Use the mental skills in my book, “ Championship Racquetball” to understand your “Emotions” which will help you play smarter and happier doubles, Chapter 9, (page 223 & page 225).
Base of the Triangle
Drilling is especially important in doubles because you will be hitting different shots and serves more frequently. In singles, you need only be concerned about the strengths and weaknesses of two players (you and your opponent), whereas in doubles, you must be concerned about four. In singles, you have to hit the ball around only one player, whereas in doubles, you must know where three other players are on the court beside yourself. Given these facts, you must hit many different shots and serves effectively to succeed.
Proper drilling for doubles is a major factor of your success in doubles:
2-Z and Jam Serve Returns
3-Wide-Angle Pass with Partner
Make sure, as we have done in the past, track your progress by choosing the shot and then do a certain amount of those shots and then keep track how many good ones out of that total # you did. As you “learn the art of doubles” and practice more and more of the specific doubles drills you will get more and more consistent with YOUR PARTNER.
Use the physical skills in my book, “ Championship Racquetball” to understand the “Doubles Drills”, Chapter 11 (page 273-274).
ALL of the players I coach, from the professionals led by Rocky and Paola to the amateurs, know just how important it is to learn “The Art of Doubles” and it starts with utilizing “the seven secret components” in picking a doubles partner. Their doubles records speak for themselves…Rocky and Paola is BOTH 2014 National Doubles Champions for their respective countries. They will BOTH be competing at the World Championships in Toronto, Canada this summer where Paola will be defending her doubles as well as singles titles.
In the next issue, I will continue to build your Championship Racquetball Game one level at a time so you too can be ready to become the champion you always dreamed of becoming, by giving you the tools to make it a reality. Rocky ‘s and all my athletes “Championship Racquetball Games” stem from their focus on ALL 3 sides of the triangle working together so they can develop into top competitors. Without a shadow of a doubt, they KNOW just how important it is to do the work.
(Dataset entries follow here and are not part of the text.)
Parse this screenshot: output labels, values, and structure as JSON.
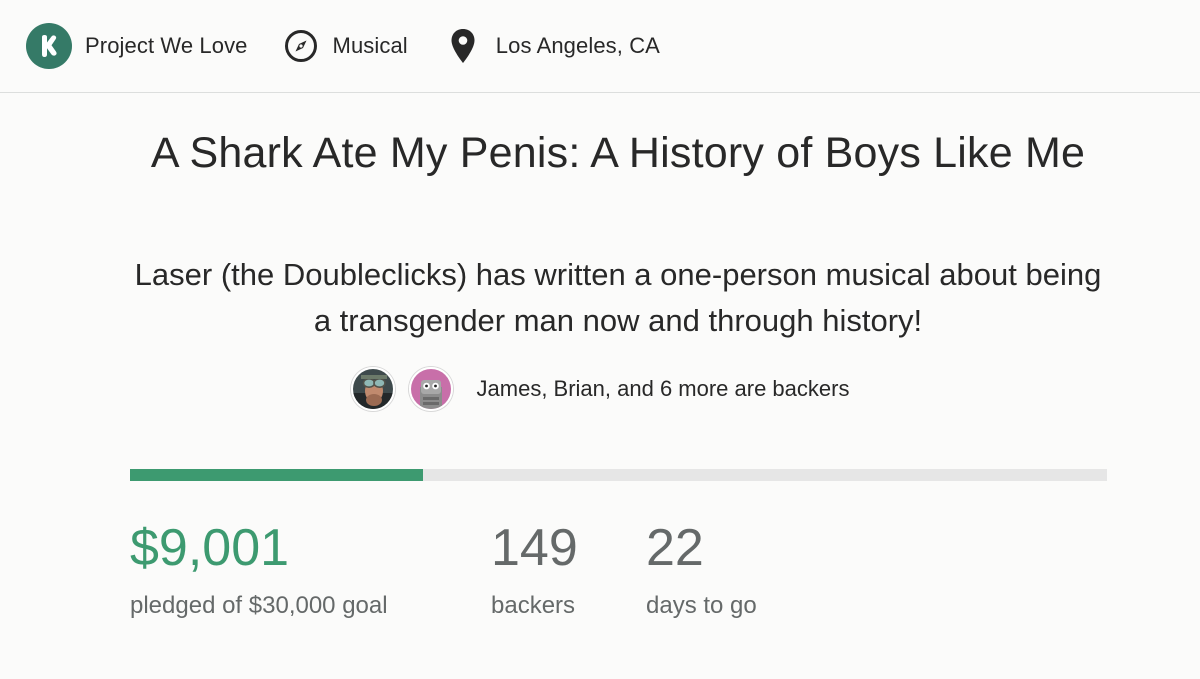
{
  "meta": {
    "badge_label": "Project We Love",
    "category": "Musical",
    "location": "Los Angeles, CA"
  },
  "project": {
    "title": "A Shark Ate My Penis: A History of Boys Like Me",
    "blurb": "Laser (the Doubleclicks) has written a one-person musical about being a transgender man now and through history!"
  },
  "social": {
    "backers_text": "James, Brian, and 6 more are backers"
  },
  "funding": {
    "progress_fraction": 0.3,
    "pledged": "$9,001",
    "pledged_caption": "pledged of $30,000 goal",
    "backers": "149",
    "backers_caption": "backers",
    "days": "22",
    "days_caption": "days to go"
  },
  "colors": {
    "brand_green": "#3d9a70",
    "badge_green": "#357a67",
    "text": "#282828",
    "muted": "#656969"
  },
  "icons": [
    "kickstarter-k-icon",
    "compass-icon",
    "location-pin-icon"
  ]
}
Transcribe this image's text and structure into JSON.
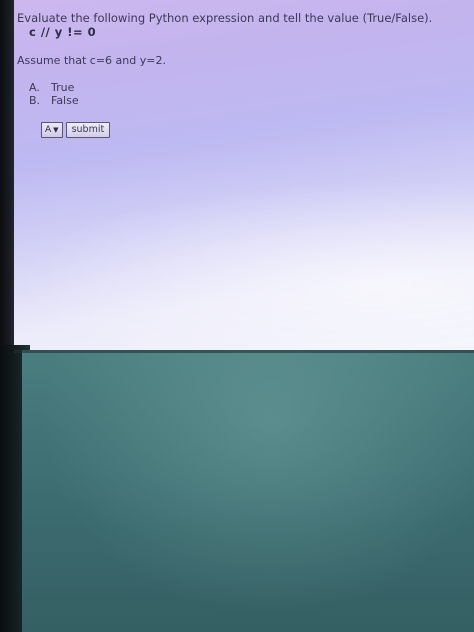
{
  "question": {
    "prompt": "Evaluate the following Python expression and tell the value (True/False).",
    "expression": "c // y != 0",
    "assumption": "Assume that c=6 and y=2."
  },
  "options": [
    {
      "letter": "A.",
      "label": "True"
    },
    {
      "letter": "B.",
      "label": "False"
    }
  ],
  "answer_select": {
    "selected": "A",
    "caret_icon": "chevron-down-icon"
  },
  "submit_label": "submit"
}
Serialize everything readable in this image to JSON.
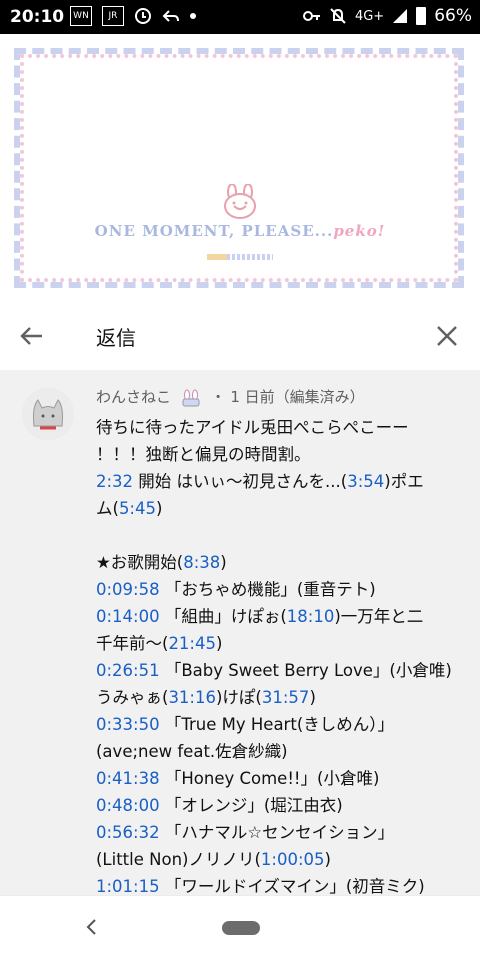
{
  "status": {
    "time": "20:10",
    "network": "4G+",
    "battery": "66%"
  },
  "video": {
    "loading_text_main": "ONE MOMENT, PLEASE...",
    "loading_text_peko": "peko!",
    "loading_progress": 0.3
  },
  "header": {
    "title": "返信"
  },
  "comment": {
    "author": "わんさねこ",
    "meta": "・ 1 日前（編集済み）",
    "lines": [
      [
        {
          "t": "待ちに待ったアイドル兎田ぺこらぺこーー"
        }
      ],
      [
        {
          "t": "！！！独断と偏見の時間割。"
        }
      ],
      [
        {
          "t": "2:32",
          "ts": true
        },
        {
          "t": " 開始 はいぃ〜初見さんを...("
        },
        {
          "t": "3:54",
          "ts": true
        },
        {
          "t": ")ポエ"
        }
      ],
      [
        {
          "t": "ム("
        },
        {
          "t": "5:45",
          "ts": true
        },
        {
          "t": ")"
        }
      ],
      [],
      [
        {
          "t": "★お歌開始("
        },
        {
          "t": "8:38",
          "ts": true
        },
        {
          "t": ")"
        }
      ],
      [
        {
          "t": "0:09:58",
          "ts": true
        },
        {
          "t": " 「おちゃめ機能」(重音テト)"
        }
      ],
      [
        {
          "t": "0:14:00",
          "ts": true
        },
        {
          "t": " 「組曲」けぽぉ("
        },
        {
          "t": "18:10",
          "ts": true
        },
        {
          "t": ")一万年と二"
        }
      ],
      [
        {
          "t": "千年前〜("
        },
        {
          "t": "21:45",
          "ts": true
        },
        {
          "t": ")"
        }
      ],
      [
        {
          "t": "0:26:51",
          "ts": true
        },
        {
          "t": " 「Baby Sweet Berry Love」(小倉唯)"
        }
      ],
      [
        {
          "t": "うみゃぁ("
        },
        {
          "t": "31:16",
          "ts": true
        },
        {
          "t": ")けぽ("
        },
        {
          "t": "31:57",
          "ts": true
        },
        {
          "t": ")"
        }
      ],
      [
        {
          "t": "0:33:50",
          "ts": true
        },
        {
          "t": " 「True My Heart(きしめん）」"
        }
      ],
      [
        {
          "t": "(ave;new feat.佐倉紗織)"
        }
      ],
      [
        {
          "t": "0:41:38",
          "ts": true
        },
        {
          "t": " 「Honey Come!!」(小倉唯)"
        }
      ],
      [
        {
          "t": "0:48:00",
          "ts": true
        },
        {
          "t": " 「オレンジ」(堀江由衣)"
        }
      ],
      [
        {
          "t": "0:56:32",
          "ts": true
        },
        {
          "t": " 「ハナマル☆センセイション」"
        }
      ],
      [
        {
          "t": "(Little Non)ノリノリ("
        },
        {
          "t": "1:00:05",
          "ts": true
        },
        {
          "t": ")"
        }
      ],
      [
        {
          "t": "1:01:15",
          "ts": true
        },
        {
          "t": " 「ワールドイズマイン」(初音ミク)"
        }
      ]
    ]
  },
  "colors": {
    "timestamp": "#1a5fc6",
    "status_bar": "#000000"
  },
  "icons": [
    "back-arrow-icon",
    "close-icon",
    "nav-back-icon"
  ]
}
They are living proof it works and their titles substantiate it.
For details on more personalized instruction, a weekend camp, instructional DVD’s, our book, Championship Racquetball, and our APP (coming soon), ALL which covers all aspects of the Sports Racquetball Triangle and more, please visit www.FranDavisRacquetball.com.Fran Davis is a 2004 racquetball Hall of Fame inductee, Racquetball Woman of the Year 2009, Coach #2 IRT Pro Player and 1X US Open Champion, Rocky Carson; Coach #1 Women’s LPRT Pro Player and 4X and present US Open Champion, Paola Longoria; Coach Jr. World & National Champion, Intercollegiate Champion, & IRT Pro Player, Taylor Knoth; Coach Intercollegiate Champion & LPRT Pro Player, Sharon Jackson; Master Professional Instructor/Coach USAR-IP. International Racquetball Tour.